Acta Medica Bulgarica
Serum lipids abnormalities are widespread among patients with chronic hepatitis C (CHC), but the impact of concomitant hepatic steatosis [steatosis, nonalcoholic steatosis (NAS)], as well as distinctions between it and nonalcoholic fatty liver disease (NAFLD) are not well established yet. The aim of the study was to assess and compare the serum lipids in patients with genotype 1 CHC with and without steatosis, those with NAFLD, and healthy controls (HC). A total of 1010 subjects were included
... cts were included in this study: 366 CHC genotype 1 patients with steatosis (n = 227) and without steatosis (n = 139), 403 NAFLD patients, and 241 HC without fatty liver or other disease, matched for age and gender. Serum lipids, body mass index (BMI), components of metabolic syndrome (MS), and serum insulin levels were evaluated. In addition serum lipoprotein (a) [Lp(a)] levels were studied in 112 CHC and 80 NAFLD patients.
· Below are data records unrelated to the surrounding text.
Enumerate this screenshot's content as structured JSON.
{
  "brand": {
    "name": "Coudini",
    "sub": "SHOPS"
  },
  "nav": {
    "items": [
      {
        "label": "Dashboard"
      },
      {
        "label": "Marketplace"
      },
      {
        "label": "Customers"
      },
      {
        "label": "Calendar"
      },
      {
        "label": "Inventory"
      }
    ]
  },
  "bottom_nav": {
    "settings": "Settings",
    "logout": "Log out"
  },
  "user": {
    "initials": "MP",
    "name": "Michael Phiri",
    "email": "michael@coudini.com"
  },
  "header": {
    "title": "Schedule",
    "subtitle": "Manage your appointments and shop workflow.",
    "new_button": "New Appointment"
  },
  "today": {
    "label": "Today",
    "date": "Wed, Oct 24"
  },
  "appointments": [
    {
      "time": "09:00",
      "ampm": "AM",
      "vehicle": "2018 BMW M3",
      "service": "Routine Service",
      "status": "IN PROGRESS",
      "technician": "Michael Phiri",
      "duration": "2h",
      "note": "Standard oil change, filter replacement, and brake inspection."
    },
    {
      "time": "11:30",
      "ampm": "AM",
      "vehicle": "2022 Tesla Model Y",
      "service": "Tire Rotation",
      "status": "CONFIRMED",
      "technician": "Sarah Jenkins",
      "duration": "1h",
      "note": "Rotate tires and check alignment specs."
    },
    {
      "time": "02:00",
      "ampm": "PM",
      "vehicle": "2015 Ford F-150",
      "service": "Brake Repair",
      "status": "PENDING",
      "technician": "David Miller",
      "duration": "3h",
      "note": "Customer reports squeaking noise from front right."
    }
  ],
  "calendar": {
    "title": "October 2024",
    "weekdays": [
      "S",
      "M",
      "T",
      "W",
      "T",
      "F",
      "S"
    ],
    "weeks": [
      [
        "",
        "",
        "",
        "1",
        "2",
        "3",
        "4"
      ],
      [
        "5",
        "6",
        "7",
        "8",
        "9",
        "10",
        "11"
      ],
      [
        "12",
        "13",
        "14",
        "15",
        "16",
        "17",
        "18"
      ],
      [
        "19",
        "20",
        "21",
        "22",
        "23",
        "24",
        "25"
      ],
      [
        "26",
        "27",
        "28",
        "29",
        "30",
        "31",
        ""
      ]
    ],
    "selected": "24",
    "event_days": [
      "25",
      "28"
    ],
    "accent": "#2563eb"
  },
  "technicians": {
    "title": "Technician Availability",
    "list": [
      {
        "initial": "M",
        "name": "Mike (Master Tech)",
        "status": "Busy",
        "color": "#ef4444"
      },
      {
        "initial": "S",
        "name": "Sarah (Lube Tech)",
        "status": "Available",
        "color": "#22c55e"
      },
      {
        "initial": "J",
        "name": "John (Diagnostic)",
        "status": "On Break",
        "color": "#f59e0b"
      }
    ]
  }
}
The mean levels of total cholesterol, LDL-cholesterol and triglycerides (Tg) were higher and the mean levels of HDL-cholesterol were lower in all patients with steatosis (CHC and NAFLD) than in CHC cases without steatosis (p < 0.05 and p = 0.001, resp.). Higher prevalence and severity of lipid abnormalities, including Lp(a), were observed in patients with NAFLD than in those with CHC (p < 0.001). No difference was found between CHC patients without steatosis and HC. Higher prevalence and grade of glucose metabolic abnormalities were also observed in patients with NAFLD and CHC with steatosis than in cases without steatosis (p < 0.05 and p = 0.001, resp.). Lipid and glucose metabolic abnormalities in patients with CHC were dependent on steatosis. CHC with steatosis and NAFLD were associated with insulin resistant type dyslipidemia, with total cholesterol and LDL-cholesterol being generally lower in CHC.